__PROBLEM STATEMENT__:
What you return should be the lines of the data containing "duration", each in full.

__DATA SHOWN__:
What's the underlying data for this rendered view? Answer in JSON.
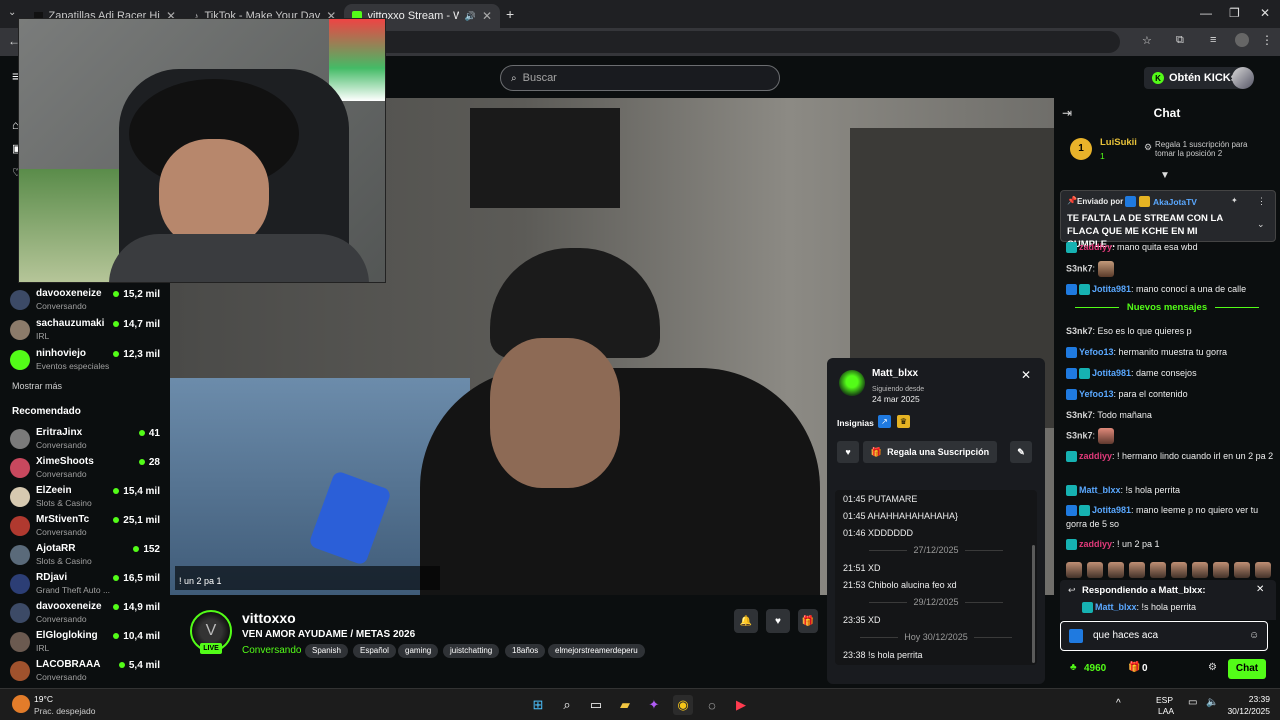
{
  "browser": {
    "tabs": [
      {
        "label": "Zapatillas Adi Racer Hi - Azul a"
      },
      {
        "label": "TikTok - Make Your Day"
      },
      {
        "label": "vittoxxo Stream - Watch Li"
      }
    ]
  },
  "header": {
    "search_placeholder": "Buscar",
    "kicks_button": "Obtén KICKs"
  },
  "sidebar": {
    "following": [
      {
        "name": "davooxeneize",
        "category": "Conversando",
        "viewers": "15,2 mil"
      },
      {
        "name": "sachauzumaki",
        "category": "IRL",
        "viewers": "14,7 mil"
      },
      {
        "name": "ninhoviejo",
        "category": "Eventos especiales",
        "viewers": "12,3 mil"
      }
    ],
    "show_more": "Mostrar más",
    "recommended_title": "Recomendado",
    "recommended": [
      {
        "name": "EritraJinx",
        "category": "Conversando",
        "viewers": "41"
      },
      {
        "name": "XimeShoots",
        "category": "Conversando",
        "viewers": "28"
      },
      {
        "name": "ElZeein",
        "category": "Slots & Casino",
        "viewers": "15,4 mil"
      },
      {
        "name": "MrStivenTc",
        "category": "Conversando",
        "viewers": "25,1 mil"
      },
      {
        "name": "AjotaRR",
        "category": "Slots & Casino",
        "viewers": "152"
      },
      {
        "name": "RDjavi",
        "category": "Grand Theft Auto ...",
        "viewers": "16,5 mil"
      },
      {
        "name": "davooxeneize",
        "category": "Conversando",
        "viewers": "14,9 mil"
      },
      {
        "name": "ElGlogloking",
        "category": "IRL",
        "viewers": "10,4 mil"
      },
      {
        "name": "LACOBRAAA",
        "category": "Conversando",
        "viewers": "5,4 mil"
      }
    ]
  },
  "video": {
    "overlay_chat": "! un 2 pa 1"
  },
  "stream": {
    "streamer": "vittoxxo",
    "live_label": "LIVE",
    "title": "VEN AMOR AYUDAME / METAS 2026",
    "category": "Conversando",
    "tags": [
      "Spanish",
      "Español",
      "gaming",
      "juistchatting",
      "18años",
      "elmejorstreamerdeperu"
    ]
  },
  "user_popup": {
    "username": "Matt_blxx",
    "following_label": "Siguiendo desde",
    "following_date": "24 mar 2025",
    "badges_label": "Insignias",
    "gift_button": "Regala una Suscripción",
    "history": [
      {
        "kind": "msg",
        "text": "01:45 PUTAMARE"
      },
      {
        "kind": "msg",
        "text": "01:45 AHAHHAHAHAHAHA}"
      },
      {
        "kind": "msg",
        "text": "01:46 XDDDDDD"
      },
      {
        "kind": "date",
        "text": "27/12/2025"
      },
      {
        "kind": "msg",
        "text": "21:51 XD"
      },
      {
        "kind": "msg",
        "text": "21:53 Chibolo alucina feo xd"
      },
      {
        "kind": "date",
        "text": "29/12/2025"
      },
      {
        "kind": "msg",
        "text": "23:35 XD"
      },
      {
        "kind": "date",
        "text": "Hoy 30/12/2025"
      },
      {
        "kind": "msg",
        "text": "23:38 !s hola perrita"
      }
    ]
  },
  "chat": {
    "title": "Chat",
    "top_gifter": {
      "name": "LuiSukii",
      "count": "1",
      "rank": "1",
      "cta": "Regala 1 suscripción para tomar la posición 2"
    },
    "pinned": {
      "sent_by": "Enviado por",
      "user": "AkaJotaTV",
      "text": "TE FALTA LA DE STREAM CON LA FLACA QUE ME KCHE EN MI CUMPLE..."
    },
    "new_messages": "Nuevos mensajes",
    "messages": [
      {
        "user": "zaddiyy",
        "text": ": mano quita esa wbd"
      },
      {
        "user": "S3nk7",
        "text": ":"
      },
      {
        "user": "Jotita981",
        "text": ": mano conocí a una de calle"
      },
      {
        "user": "S3nk7",
        "text": ": Eso es lo que quieres p"
      },
      {
        "user": "Yefoo13",
        "text": ": hermanito muestra tu gorra"
      },
      {
        "user": "Jotita981",
        "text": ": dame consejos"
      },
      {
        "user": "Yefoo13",
        "text": ": para el contenido"
      },
      {
        "user": "S3nk7",
        "text": ": Todo mañana"
      },
      {
        "user": "S3nk7",
        "text": ":"
      },
      {
        "user": "zaddiyy",
        "text": ": ! hermano lindo cuando irl en un 2 pa 2"
      },
      {
        "user": "Matt_blxx",
        "text": ": !s hola perrita"
      },
      {
        "user": "Jotita981",
        "text": ": mano leeme p no quiero ver tu gorra de 5 so"
      },
      {
        "user": "zaddiyy",
        "text": ": ! un 2 pa 1"
      }
    ],
    "reply_label": "Respondiendo a Matt_blxx:",
    "reply_user": "Matt_blxx",
    "reply_text": ": !s hola perrita",
    "input_value": "que haces aca",
    "kicks_balance": "4960",
    "gift_count": "0",
    "send_button": "Chat"
  },
  "taskbar": {
    "weather_temp": "19°C",
    "weather_desc": "Prac. despejado",
    "lang_top": "ESP",
    "lang_bottom": "LAA",
    "time": "23:39",
    "date": "30/12/2025"
  },
  "colors": {
    "accent": "#53fc18",
    "bg": "#0b0e0f",
    "panel": "#191b1f"
  }
}
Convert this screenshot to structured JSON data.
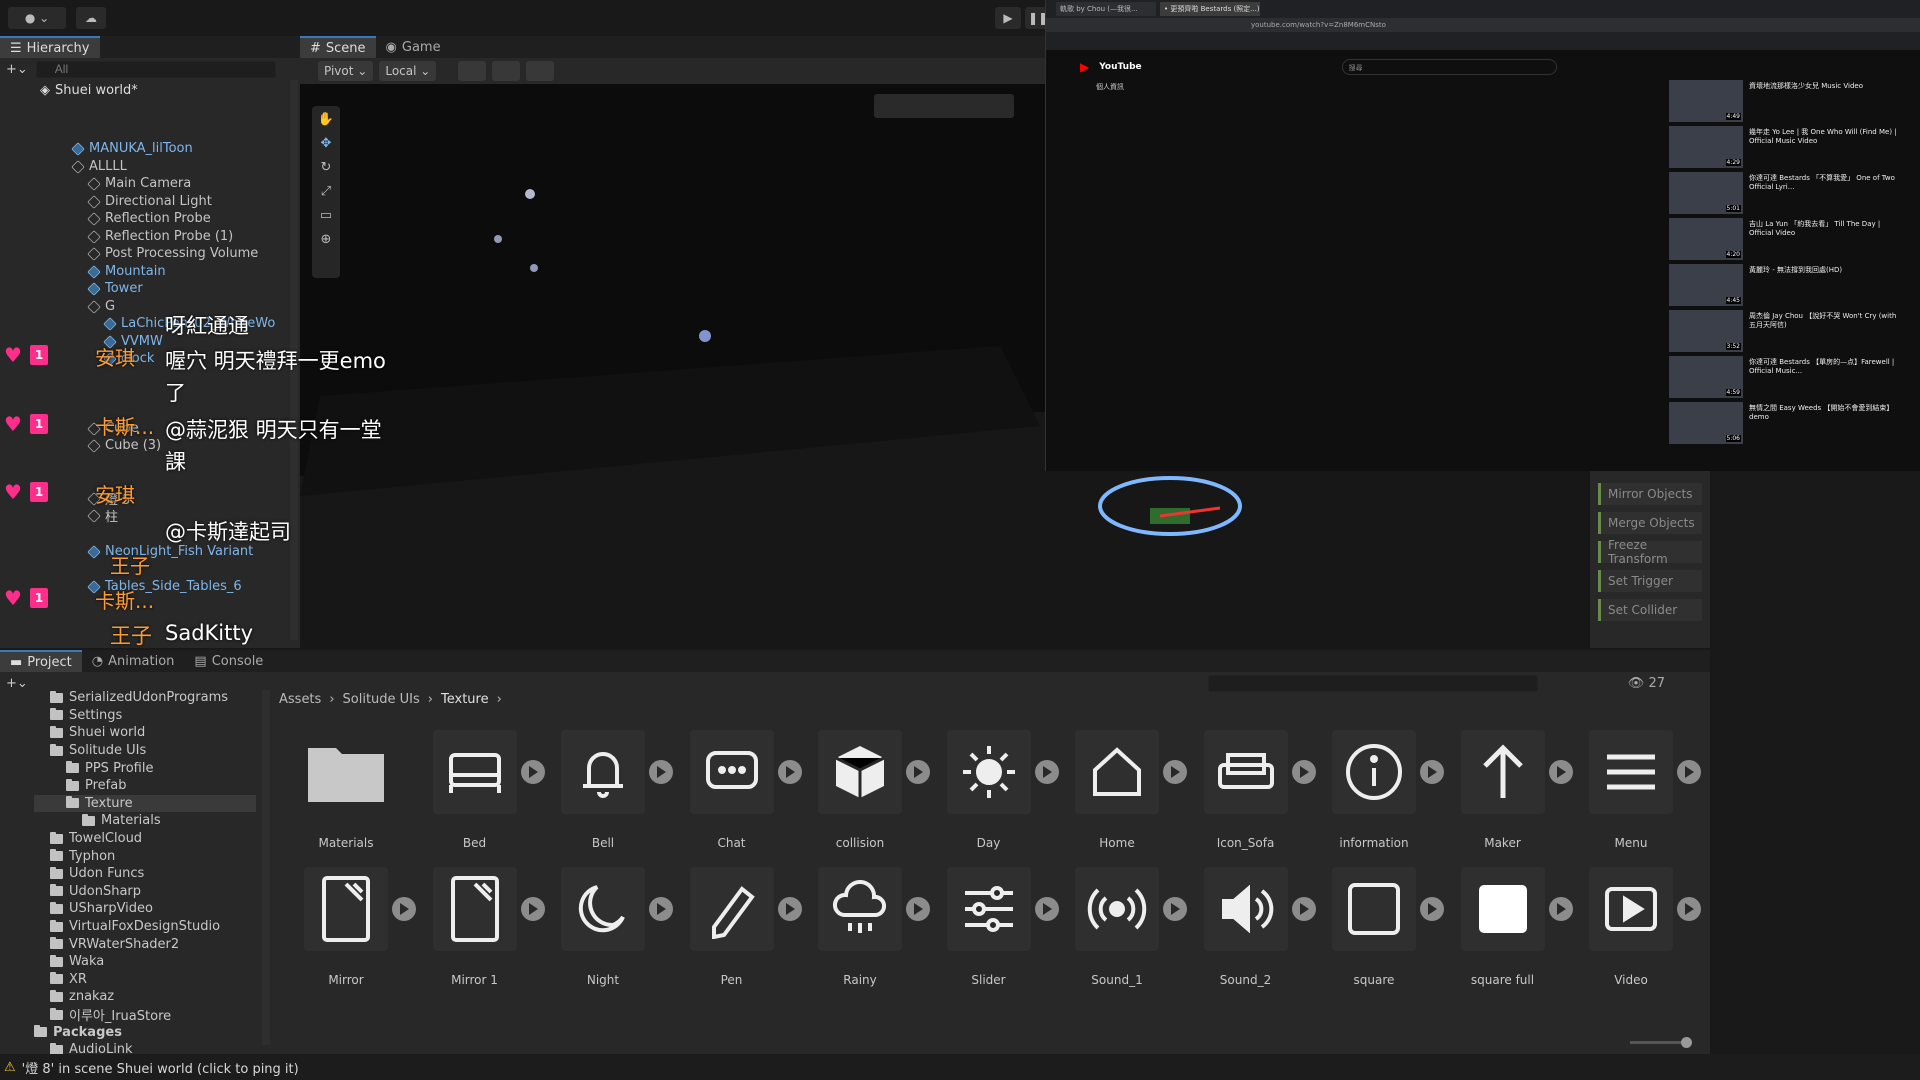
{
  "toolbar": {
    "play_icon": "play-icon",
    "pause_icon": "pause-icon"
  },
  "hierarchy": {
    "tab_label": "Hierarchy",
    "search_placeholder": "All",
    "scene_name": "Shuei world*",
    "rows": [
      {
        "label": "MANUKA_lilToon",
        "indent": 1,
        "prefab": true
      },
      {
        "label": "ALLLL",
        "indent": 1,
        "prefab": false
      },
      {
        "label": "Main Camera",
        "indent": 2,
        "prefab": false
      },
      {
        "label": "Directional Light",
        "indent": 2,
        "prefab": false
      },
      {
        "label": "Reflection Probe",
        "indent": 2,
        "prefab": false
      },
      {
        "label": "Reflection Probe (1)",
        "indent": 2,
        "prefab": false
      },
      {
        "label": "Post Processing Volume",
        "indent": 2,
        "prefab": false
      },
      {
        "label": "Mountain",
        "indent": 2,
        "prefab": true
      },
      {
        "label": "Tower",
        "indent": 2,
        "prefab": true
      },
      {
        "label": "G",
        "indent": 2,
        "prefab": false
      },
      {
        "label": "LaChicPen_02_WhiteWo",
        "indent": 3,
        "prefab": true
      },
      {
        "label": "VVMW",
        "indent": 3,
        "prefab": true
      },
      {
        "label": "clock",
        "indent": 3,
        "prefab": true
      },
      {
        "label": "Cube",
        "indent": 2,
        "prefab": false
      },
      {
        "label": "Cube (3)",
        "indent": 2,
        "prefab": false
      },
      {
        "label": "燈 5",
        "indent": 2,
        "prefab": false
      },
      {
        "label": "柱",
        "indent": 2,
        "prefab": false
      },
      {
        "label": "NeonLight_Fish Variant",
        "indent": 2,
        "prefab": true
      },
      {
        "label": "Tables_Side_Tables_6",
        "indent": 2,
        "prefab": true
      }
    ]
  },
  "chat": [
    {
      "name": "",
      "text": "呀紅通通"
    },
    {
      "name": "安琪",
      "text": "喔穴 明天禮拜一更emo"
    },
    {
      "name": "",
      "text": "了"
    },
    {
      "name": "卡斯...",
      "text": "@蒜泥狠 明天只有一堂"
    },
    {
      "name": "",
      "text": "課"
    },
    {
      "name": "安琪",
      "text": ""
    },
    {
      "name": "",
      "text": "@卡斯達起司"
    },
    {
      "name": "王子",
      "text": ""
    },
    {
      "name": "卡斯...",
      "text": ""
    },
    {
      "name": "王子",
      "text": "SadKitty"
    }
  ],
  "scene": {
    "tab_scene": "Scene",
    "tab_game": "Game",
    "pivot": "Pivot",
    "local": "Local"
  },
  "youtube": {
    "url": "youtube.com/watch?v=Zn8M6mCNsto",
    "tab1": "軌歌 by Chou (—我很...",
    "tab2": "• 更預齊啦 Bestards (照定...)",
    "logo": "YouTube",
    "search_placeholder": "搜尋",
    "description_title": "個人資訊",
    "videos": [
      {
        "title": "資壞地流那樣洛少女兒 Music Video",
        "duration": "4:49"
      },
      {
        "title": "幾年走 Yo Lee | 我 One Who Will (Find Me) | Official Music Video",
        "duration": "4:29"
      },
      {
        "title": "你達可達 Bestards 「不算我愛」 One of Two Official Lyri...",
        "duration": "5:01"
      },
      {
        "title": "吉山 La Yun 「約我去看」 Till The Day | Official Video",
        "duration": "4:20"
      },
      {
        "title": "黃麗玲 - 無法撐到我回處(HD)",
        "duration": "4:45"
      },
      {
        "title": "周杰倫 Jay Chou 【說好不哭 Won't Cry (with 五月天阿信)",
        "duration": "3:52"
      },
      {
        "title": "你達可達 Bestards 【單房的—点】Farewell | Official Music...",
        "duration": "4:59"
      },
      {
        "title": "無情之間 Easy Weeds 【開始不會愛到結束】 demo",
        "duration": "5:06"
      }
    ]
  },
  "tools": {
    "items": [
      "Mirror Objects",
      "Merge Objects",
      "Freeze Transform",
      "Set Trigger",
      "Set Collider"
    ]
  },
  "project": {
    "tab_project": "Project",
    "tab_animation": "Animation",
    "tab_console": "Console",
    "breadcrumb": [
      "Assets",
      "Solitude UIs",
      "Texture"
    ],
    "hidden_count": "27",
    "tree": [
      {
        "label": "SerializedUdonPrograms",
        "indent": 1
      },
      {
        "label": "Settings",
        "indent": 1
      },
      {
        "label": "Shuei world",
        "indent": 1
      },
      {
        "label": "Solitude UIs",
        "indent": 1
      },
      {
        "label": "PPS Profile",
        "indent": 2
      },
      {
        "label": "Prefab",
        "indent": 2
      },
      {
        "label": "Texture",
        "indent": 2
      },
      {
        "label": "Materials",
        "indent": 3
      },
      {
        "label": "TowelCloud",
        "indent": 1
      },
      {
        "label": "Typhon",
        "indent": 1
      },
      {
        "label": "Udon Funcs",
        "indent": 1
      },
      {
        "label": "UdonSharp",
        "indent": 1
      },
      {
        "label": "USharpVideo",
        "indent": 1
      },
      {
        "label": "VirtualFoxDesignStudio",
        "indent": 1
      },
      {
        "label": "VRWaterShader2",
        "indent": 1
      },
      {
        "label": "Waka",
        "indent": 1
      },
      {
        "label": "XR",
        "indent": 1
      },
      {
        "label": "znakaz",
        "indent": 1
      },
      {
        "label": "이루아_IruaStore",
        "indent": 1
      },
      {
        "label": "Packages",
        "indent": 0
      },
      {
        "label": "AudioLink",
        "indent": 1
      }
    ],
    "assets_row1": [
      {
        "label": "Materials",
        "icon": "folder-icon"
      },
      {
        "label": "Bed",
        "icon": "bed-icon"
      },
      {
        "label": "Bell",
        "icon": "bell-icon"
      },
      {
        "label": "Chat",
        "icon": "chat-icon"
      },
      {
        "label": "collision",
        "icon": "cube-icon"
      },
      {
        "label": "Day",
        "icon": "sun-icon"
      },
      {
        "label": "Home",
        "icon": "home-icon"
      },
      {
        "label": "Icon_Sofa",
        "icon": "sofa-icon"
      },
      {
        "label": "information",
        "icon": "info-icon"
      },
      {
        "label": "Maker",
        "icon": "arrow-up-icon"
      },
      {
        "label": "Menu",
        "icon": "menu-icon"
      }
    ],
    "assets_row2": [
      {
        "label": "Mirror",
        "icon": "mirror-icon"
      },
      {
        "label": "Mirror 1",
        "icon": "mirror-icon"
      },
      {
        "label": "Night",
        "icon": "moon-icon"
      },
      {
        "label": "Pen",
        "icon": "pen-icon"
      },
      {
        "label": "Rainy",
        "icon": "rain-icon"
      },
      {
        "label": "Slider",
        "icon": "slider-icon"
      },
      {
        "label": "Sound_1",
        "icon": "broadcast-icon"
      },
      {
        "label": "Sound_2",
        "icon": "speaker-icon"
      },
      {
        "label": "square",
        "icon": "square-icon"
      },
      {
        "label": "square full",
        "icon": "square-full-icon"
      },
      {
        "label": "Video",
        "icon": "video-icon"
      }
    ]
  },
  "status": {
    "message": "'燈 8' in scene Shuei world (click to ping it)"
  }
}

__RESPONSE BELOW__:
        "duration": "4:49"
        "duration": "4:29"
        "duration": "5:01"
        "duration": "4:20"
        "duration": "4:45"
        "duration": "3:52"
        "duration": "4:59"
        "duration": "5:06"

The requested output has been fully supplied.